──────── Input material

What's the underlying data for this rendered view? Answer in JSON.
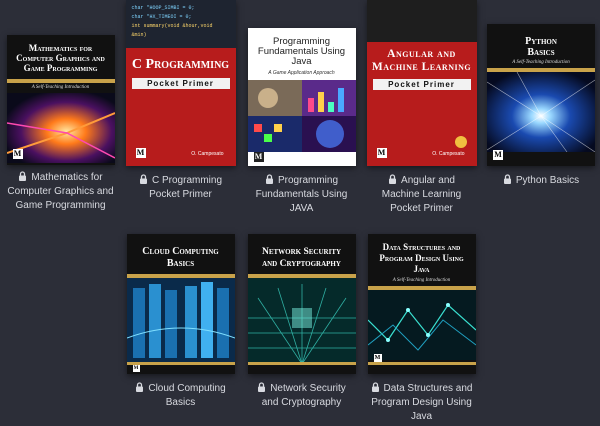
{
  "books": [
    {
      "caption": [
        "Mathematics for",
        "Computer Graphics and",
        "Game Programming"
      ],
      "cover_title": "Mathematics for Computer Graphics and Game Programming",
      "cover_subtitle": "A Self-Teaching Introduction"
    },
    {
      "caption": [
        "C Programming",
        "Pocket Primer"
      ],
      "cover_title": "C Programming",
      "cover_subtitle": "Pocket Primer",
      "cover_code_1": "char *HOOP_SIMBI = 0;",
      "cover_code_2": "char *HX_TIMEOI = 0;",
      "cover_code_3": "int summary(void &hour,void &min)",
      "cover_author": "O. Campesato"
    },
    {
      "caption": [
        "Programming",
        "Fundamentals Using",
        "JAVA"
      ],
      "cover_title": "Programming Fundamentals Using Java",
      "cover_subtitle": "A Game Application Approach"
    },
    {
      "caption": [
        "Angular and",
        "Machine Learning",
        "Pocket Primer"
      ],
      "cover_title": "Angular and Machine Learning",
      "cover_subtitle": "Pocket Primer",
      "cover_author": "O. Campesato"
    },
    {
      "caption": [
        "Python Basics"
      ],
      "cover_title": "Python Basics",
      "cover_subtitle": "A Self-Teaching Introduction"
    },
    {
      "caption": [
        "Cloud Computing",
        "Basics"
      ],
      "cover_title": "Cloud Computing Basics"
    },
    {
      "caption": [
        "Network Security",
        "and Cryptography"
      ],
      "cover_title": "Network Security and Cryptography"
    },
    {
      "caption": [
        "Data Structures and",
        "Program Design Using",
        "Java"
      ],
      "cover_title": "Data Structures and Program Design Using Java",
      "cover_subtitle": "A Self-Teaching Introduction"
    }
  ],
  "publisher_mark": "M",
  "colors": {
    "background": "#2c2e38",
    "caption": "#d8dae0",
    "accent_gold": "#c8a24a",
    "cover_red": "#b71c1c"
  },
  "icons": {
    "lock": "lock-icon"
  }
}
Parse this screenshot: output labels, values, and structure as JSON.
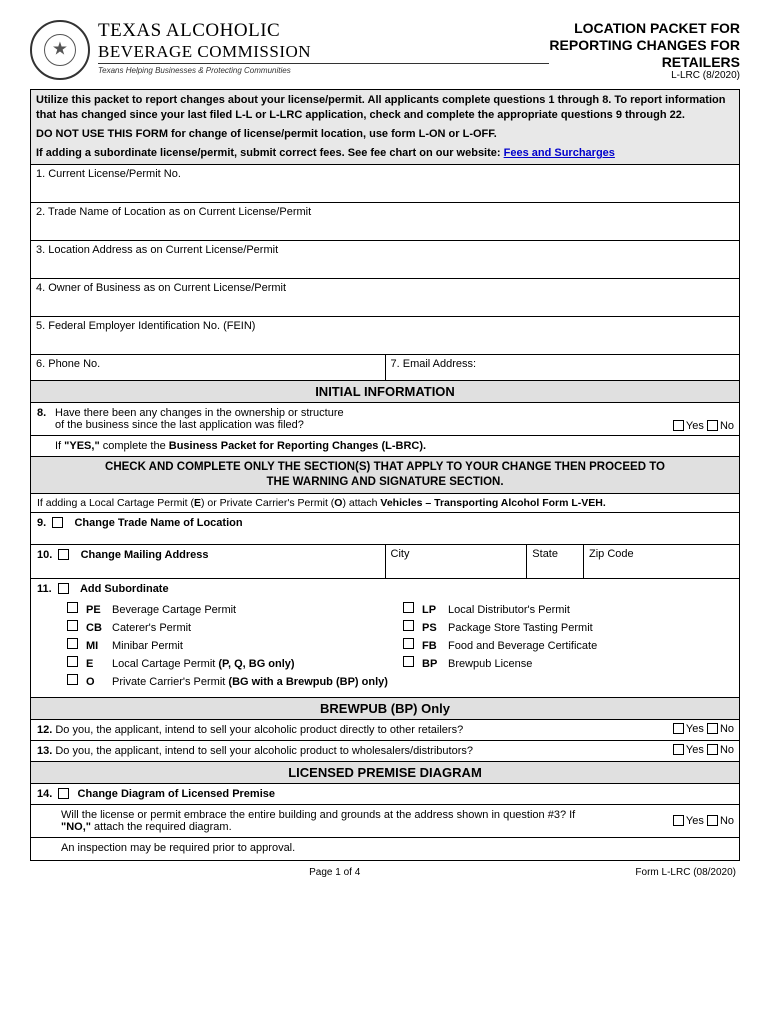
{
  "header": {
    "org_name_1": "TEXAS ALCOHOLIC",
    "org_name_2": "BEVERAGE COMMISSION",
    "tagline": "Texans Helping Businesses & Protecting Communities",
    "title_1": "LOCATION PACKET FOR",
    "title_2": "REPORTING CHANGES FOR",
    "title_3": "RETAILERS",
    "form_code": "L-LRC (8/2020)"
  },
  "instructions": {
    "p1": "Utilize this packet to report changes about your license/permit.  All applicants complete questions 1 through 8.  To report information that has changed since your last filed L-L or L-LRC application, check and complete the appropriate questions 9 through 22.",
    "p2": "DO NOT USE THIS FORM for change of license/permit location, use form L-ON or L-OFF.",
    "p3_pre": "If adding a subordinate license/permit, submit correct fees.  See fee chart on our website: ",
    "p3_link": "Fees and Surcharges"
  },
  "fields": {
    "q1": "1.  Current License/Permit No.",
    "q2": "2.  Trade Name of Location as on Current License/Permit",
    "q3": "3.  Location Address as on Current License/Permit",
    "q4": "4.  Owner of Business as on Current License/Permit",
    "q5": "5.  Federal Employer Identification No. (FEIN)",
    "q6": "6.  Phone No.",
    "q7": "7.   Email Address:"
  },
  "sections": {
    "initial": "INITIAL INFORMATION",
    "brewpub": "BREWPUB (BP) Only",
    "premise": "LICENSED PREMISE DIAGRAM"
  },
  "q8": {
    "num": "8.",
    "line1": "Have there been any changes in the ownership or structure",
    "line2": "of the business since the last application was filed?",
    "ifyes_pre": "If ",
    "ifyes_yes": "\"YES,\"",
    "ifyes_mid": " complete the ",
    "ifyes_bold": "Business Packet for Reporting Changes (L-BRC)."
  },
  "check_head": {
    "l1": "CHECK AND COMPLETE ONLY THE SECTION(S) THAT APPLY TO YOUR CHANGE THEN PROCEED TO",
    "l2": "THE WARNING AND SIGNATURE SECTION."
  },
  "veh_note": {
    "pre": "If adding a Local Cartage Permit (",
    "e": "E",
    "mid1": ") or Private Carrier's Permit (",
    "o": "O",
    "mid2": ") attach ",
    "bold": "Vehicles – Transporting Alcohol Form L-VEH."
  },
  "q9": {
    "num": "9.",
    "label": "Change Trade Name of Location"
  },
  "q10": {
    "num": "10.",
    "label": "Change Mailing Address",
    "city": "City",
    "state": "State",
    "zip": "Zip Code"
  },
  "q11": {
    "num": "11.",
    "label": "Add Subordinate",
    "left": [
      {
        "code": "PE",
        "desc": "Beverage Cartage Permit"
      },
      {
        "code": "CB",
        "desc": "Caterer's Permit"
      },
      {
        "code": "MI",
        "desc": "Minibar Permit"
      },
      {
        "code": "E",
        "desc": "Local Cartage Permit ",
        "bold": "(P, Q, BG only)"
      },
      {
        "code": "O",
        "desc": "Private Carrier's Permit ",
        "bold": "(BG with a Brewpub (BP) only)"
      }
    ],
    "right": [
      {
        "code": "LP",
        "desc": "Local Distributor's Permit"
      },
      {
        "code": "PS",
        "desc": "Package Store Tasting Permit"
      },
      {
        "code": "FB",
        "desc": "Food and Beverage Certificate"
      },
      {
        "code": "BP",
        "desc": "Brewpub License"
      }
    ]
  },
  "q12": {
    "num": "12.",
    "text": "Do you, the applicant, intend to sell your alcoholic product directly to other retailers?"
  },
  "q13": {
    "num": "13.",
    "text": "Do you, the applicant, intend to sell your alcoholic product to wholesalers/distributors?"
  },
  "q14": {
    "num": "14.",
    "label": "Change Diagram of Licensed Premise",
    "sub1": "Will the license or permit embrace the entire building and grounds at the address shown in question #3?  If ",
    "sub_no": "\"NO,\"",
    "sub1b": " attach the required diagram.",
    "sub2": "An inspection may be required prior to approval."
  },
  "yn": {
    "yes": "Yes",
    "no": "No"
  },
  "footer": {
    "page": "Page 1 of 4",
    "form": "Form L-LRC (08/2020)"
  }
}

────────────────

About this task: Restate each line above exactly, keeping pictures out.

Answer to this task:
What's the underlying data for this rendered view? Answer in JSON.
{
  "books": [
    {
      "caption": [
        "Mathematics for",
        "Computer Graphics and",
        "Game Programming"
      ],
      "cover_title": "Mathematics for Computer Graphics and Game Programming",
      "cover_subtitle": "A Self-Teaching Introduction"
    },
    {
      "caption": [
        "C Programming",
        "Pocket Primer"
      ],
      "cover_title": "C Programming",
      "cover_subtitle": "Pocket Primer",
      "cover_code_1": "char *HOOP_SIMBI = 0;",
      "cover_code_2": "char *HX_TIMEOI = 0;",
      "cover_code_3": "int summary(void &hour,void &min)",
      "cover_author": "O. Campesato"
    },
    {
      "caption": [
        "Programming",
        "Fundamentals Using",
        "JAVA"
      ],
      "cover_title": "Programming Fundamentals Using Java",
      "cover_subtitle": "A Game Application Approach"
    },
    {
      "caption": [
        "Angular and",
        "Machine Learning",
        "Pocket Primer"
      ],
      "cover_title": "Angular and Machine Learning",
      "cover_subtitle": "Pocket Primer",
      "cover_author": "O. Campesato"
    },
    {
      "caption": [
        "Python Basics"
      ],
      "cover_title": "Python Basics",
      "cover_subtitle": "A Self-Teaching Introduction"
    },
    {
      "caption": [
        "Cloud Computing",
        "Basics"
      ],
      "cover_title": "Cloud Computing Basics"
    },
    {
      "caption": [
        "Network Security",
        "and Cryptography"
      ],
      "cover_title": "Network Security and Cryptography"
    },
    {
      "caption": [
        "Data Structures and",
        "Program Design Using",
        "Java"
      ],
      "cover_title": "Data Structures and Program Design Using Java",
      "cover_subtitle": "A Self-Teaching Introduction"
    }
  ],
  "publisher_mark": "M",
  "colors": {
    "background": "#2c2e38",
    "caption": "#d8dae0",
    "accent_gold": "#c8a24a",
    "cover_red": "#b71c1c"
  },
  "icons": {
    "lock": "lock-icon"
  }
}
Parse this screenshot: output labels, values, and structure as JSON.
{
  "header": {
    "org_name_1": "TEXAS ALCOHOLIC",
    "org_name_2": "BEVERAGE COMMISSION",
    "tagline": "Texans Helping Businesses & Protecting Communities",
    "title_1": "LOCATION PACKET FOR",
    "title_2": "REPORTING CHANGES FOR",
    "title_3": "RETAILERS",
    "form_code": "L-LRC (8/2020)"
  },
  "instructions": {
    "p1": "Utilize this packet to report changes about your license/permit.  All applicants complete questions 1 through 8.  To report information that has changed since your last filed L-L or L-LRC application, check and complete the appropriate questions 9 through 22.",
    "p2": "DO NOT USE THIS FORM for change of license/permit location, use form L-ON or L-OFF.",
    "p3_pre": "If adding a subordinate license/permit, submit correct fees.  See fee chart on our website: ",
    "p3_link": "Fees and Surcharges"
  },
  "fields": {
    "q1": "1.  Current License/Permit No.",
    "q2": "2.  Trade Name of Location as on Current License/Permit",
    "q3": "3.  Location Address as on Current License/Permit",
    "q4": "4.  Owner of Business as on Current License/Permit",
    "q5": "5.  Federal Employer Identification No. (FEIN)",
    "q6": "6.  Phone No.",
    "q7": "7.   Email Address:"
  },
  "sections": {
    "initial": "INITIAL INFORMATION",
    "brewpub": "BREWPUB (BP) Only",
    "premise": "LICENSED PREMISE DIAGRAM"
  },
  "q8": {
    "num": "8.",
    "line1": "Have there been any changes in the ownership or structure",
    "line2": "of the business since the last application was filed?",
    "ifyes_pre": "If ",
    "ifyes_yes": "\"YES,\"",
    "ifyes_mid": " complete the ",
    "ifyes_bold": "Business Packet for Reporting Changes (L-BRC)."
  },
  "check_head": {
    "l1": "CHECK AND COMPLETE ONLY THE SECTION(S) THAT APPLY TO YOUR CHANGE THEN PROCEED TO",
    "l2": "THE WARNING AND SIGNATURE SECTION."
  },
  "veh_note": {
    "pre": "If adding a Local Cartage Permit (",
    "e": "E",
    "mid1": ") or Private Carrier's Permit (",
    "o": "O",
    "mid2": ") attach ",
    "bold": "Vehicles – Transporting Alcohol Form L-VEH."
  },
  "q9": {
    "num": "9.",
    "label": "Change Trade Name of Location"
  },
  "q10": {
    "num": "10.",
    "label": "Change Mailing Address",
    "city": "City",
    "state": "State",
    "zip": "Zip Code"
  },
  "q11": {
    "num": "11.",
    "label": "Add Subordinate",
    "left": [
      {
        "code": "PE",
        "desc": "Beverage Cartage Permit"
      },
      {
        "code": "CB",
        "desc": "Caterer's Permit"
      },
      {
        "code": "MI",
        "desc": "Minibar Permit"
      },
      {
        "code": "E",
        "desc": "Local Cartage Permit ",
        "bold": "(P, Q, BG only)"
      },
      {
        "code": "O",
        "desc": "Private Carrier's Permit ",
        "bold": "(BG with a Brewpub (BP) only)"
      }
    ],
    "right": [
      {
        "code": "LP",
        "desc": "Local Distributor's Permit"
      },
      {
        "code": "PS",
        "desc": "Package Store Tasting Permit"
      },
      {
        "code": "FB",
        "desc": "Food and Beverage Certificate"
      },
      {
        "code": "BP",
        "desc": "Brewpub License"
      }
    ]
  },
  "q12": {
    "num": "12.",
    "text": "Do you, the applicant, intend to sell your alcoholic product directly to other retailers?"
  },
  "q13": {
    "num": "13.",
    "text": "Do you, the applicant, intend to sell your alcoholic product to wholesalers/distributors?"
  },
  "q14": {
    "num": "14.",
    "label": "Change Diagram of Licensed Premise",
    "sub1": "Will the license or permit embrace the entire building and grounds at the address shown in question #3?  If ",
    "sub_no": "\"NO,\"",
    "sub1b": " attach the required diagram.",
    "sub2": "An inspection may be required prior to approval."
  },
  "yn": {
    "yes": "Yes",
    "no": "No"
  },
  "footer": {
    "page": "Page 1 of 4",
    "form": "Form L-LRC (08/2020)"
  }
}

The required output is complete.